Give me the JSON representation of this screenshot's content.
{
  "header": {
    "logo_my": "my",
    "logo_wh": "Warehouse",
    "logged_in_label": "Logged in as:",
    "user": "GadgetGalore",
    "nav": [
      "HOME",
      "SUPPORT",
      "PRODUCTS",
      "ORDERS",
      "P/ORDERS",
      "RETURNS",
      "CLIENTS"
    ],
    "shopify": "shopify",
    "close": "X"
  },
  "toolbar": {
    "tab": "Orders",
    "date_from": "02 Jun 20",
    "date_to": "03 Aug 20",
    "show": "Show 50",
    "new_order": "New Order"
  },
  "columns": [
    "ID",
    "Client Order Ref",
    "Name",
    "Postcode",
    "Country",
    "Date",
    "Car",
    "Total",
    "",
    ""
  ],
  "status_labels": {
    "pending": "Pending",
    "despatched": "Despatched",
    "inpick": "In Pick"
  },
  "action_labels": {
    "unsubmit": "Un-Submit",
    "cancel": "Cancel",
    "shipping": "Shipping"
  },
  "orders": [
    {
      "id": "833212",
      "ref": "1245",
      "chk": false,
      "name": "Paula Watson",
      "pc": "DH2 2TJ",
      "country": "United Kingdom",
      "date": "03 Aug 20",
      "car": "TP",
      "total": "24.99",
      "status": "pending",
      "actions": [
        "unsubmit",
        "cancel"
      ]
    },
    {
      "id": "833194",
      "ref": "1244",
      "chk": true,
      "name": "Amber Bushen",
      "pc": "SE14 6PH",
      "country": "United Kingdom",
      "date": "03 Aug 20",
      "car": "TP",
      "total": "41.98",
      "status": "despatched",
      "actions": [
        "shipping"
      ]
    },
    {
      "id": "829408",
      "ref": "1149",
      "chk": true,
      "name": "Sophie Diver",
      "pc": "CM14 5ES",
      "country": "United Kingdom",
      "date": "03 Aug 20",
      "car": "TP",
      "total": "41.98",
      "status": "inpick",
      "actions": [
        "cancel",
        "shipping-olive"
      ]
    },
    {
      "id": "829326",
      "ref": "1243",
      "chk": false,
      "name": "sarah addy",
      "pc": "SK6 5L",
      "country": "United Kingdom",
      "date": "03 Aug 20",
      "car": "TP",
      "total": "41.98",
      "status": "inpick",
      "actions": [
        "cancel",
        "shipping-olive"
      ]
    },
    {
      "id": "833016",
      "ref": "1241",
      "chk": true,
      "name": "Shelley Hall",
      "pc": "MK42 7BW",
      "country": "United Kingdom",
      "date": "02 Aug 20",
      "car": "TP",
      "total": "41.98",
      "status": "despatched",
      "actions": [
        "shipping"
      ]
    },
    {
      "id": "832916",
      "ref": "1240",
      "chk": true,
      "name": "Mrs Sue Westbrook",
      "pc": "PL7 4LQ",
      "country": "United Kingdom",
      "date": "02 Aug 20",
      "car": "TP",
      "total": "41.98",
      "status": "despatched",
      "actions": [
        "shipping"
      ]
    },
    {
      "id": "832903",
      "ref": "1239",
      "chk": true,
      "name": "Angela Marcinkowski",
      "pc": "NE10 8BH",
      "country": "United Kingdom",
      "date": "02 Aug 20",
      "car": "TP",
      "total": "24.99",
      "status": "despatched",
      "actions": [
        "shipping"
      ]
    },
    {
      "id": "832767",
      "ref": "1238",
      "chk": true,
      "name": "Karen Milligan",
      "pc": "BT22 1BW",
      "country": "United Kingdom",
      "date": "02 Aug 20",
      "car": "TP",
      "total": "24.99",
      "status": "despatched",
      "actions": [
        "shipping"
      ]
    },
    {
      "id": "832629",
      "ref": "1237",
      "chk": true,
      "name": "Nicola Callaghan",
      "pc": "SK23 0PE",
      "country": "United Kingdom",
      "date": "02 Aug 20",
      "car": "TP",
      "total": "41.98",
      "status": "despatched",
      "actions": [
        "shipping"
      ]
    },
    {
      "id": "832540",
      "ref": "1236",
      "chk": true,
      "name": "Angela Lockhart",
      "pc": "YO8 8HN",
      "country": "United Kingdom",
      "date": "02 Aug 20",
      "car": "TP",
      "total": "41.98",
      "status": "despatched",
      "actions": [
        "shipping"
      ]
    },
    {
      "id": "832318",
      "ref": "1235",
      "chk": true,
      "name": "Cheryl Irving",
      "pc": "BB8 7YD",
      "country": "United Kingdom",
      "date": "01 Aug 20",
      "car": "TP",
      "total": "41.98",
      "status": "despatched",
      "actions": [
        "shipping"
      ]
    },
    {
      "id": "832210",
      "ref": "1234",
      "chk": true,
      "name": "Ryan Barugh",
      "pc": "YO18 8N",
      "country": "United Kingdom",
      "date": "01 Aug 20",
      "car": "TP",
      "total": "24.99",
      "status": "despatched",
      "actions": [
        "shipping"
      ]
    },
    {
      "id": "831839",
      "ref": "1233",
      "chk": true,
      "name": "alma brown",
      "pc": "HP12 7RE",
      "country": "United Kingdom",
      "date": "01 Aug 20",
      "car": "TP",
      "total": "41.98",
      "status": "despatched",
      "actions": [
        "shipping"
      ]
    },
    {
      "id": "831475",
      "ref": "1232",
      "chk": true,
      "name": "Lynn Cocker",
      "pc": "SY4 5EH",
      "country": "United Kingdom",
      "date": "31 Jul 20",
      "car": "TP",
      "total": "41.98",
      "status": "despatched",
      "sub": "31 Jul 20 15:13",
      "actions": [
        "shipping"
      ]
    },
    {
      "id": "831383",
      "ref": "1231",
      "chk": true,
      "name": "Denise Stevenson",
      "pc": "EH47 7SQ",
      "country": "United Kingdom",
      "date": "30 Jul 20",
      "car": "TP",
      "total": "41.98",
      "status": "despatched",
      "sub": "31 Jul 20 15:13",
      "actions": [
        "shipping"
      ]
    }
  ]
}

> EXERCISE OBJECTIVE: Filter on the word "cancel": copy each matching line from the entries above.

> SOLUTION BELOW:
    "cancel": "Cancel",
        "cancel"
        "cancel",
        "cancel",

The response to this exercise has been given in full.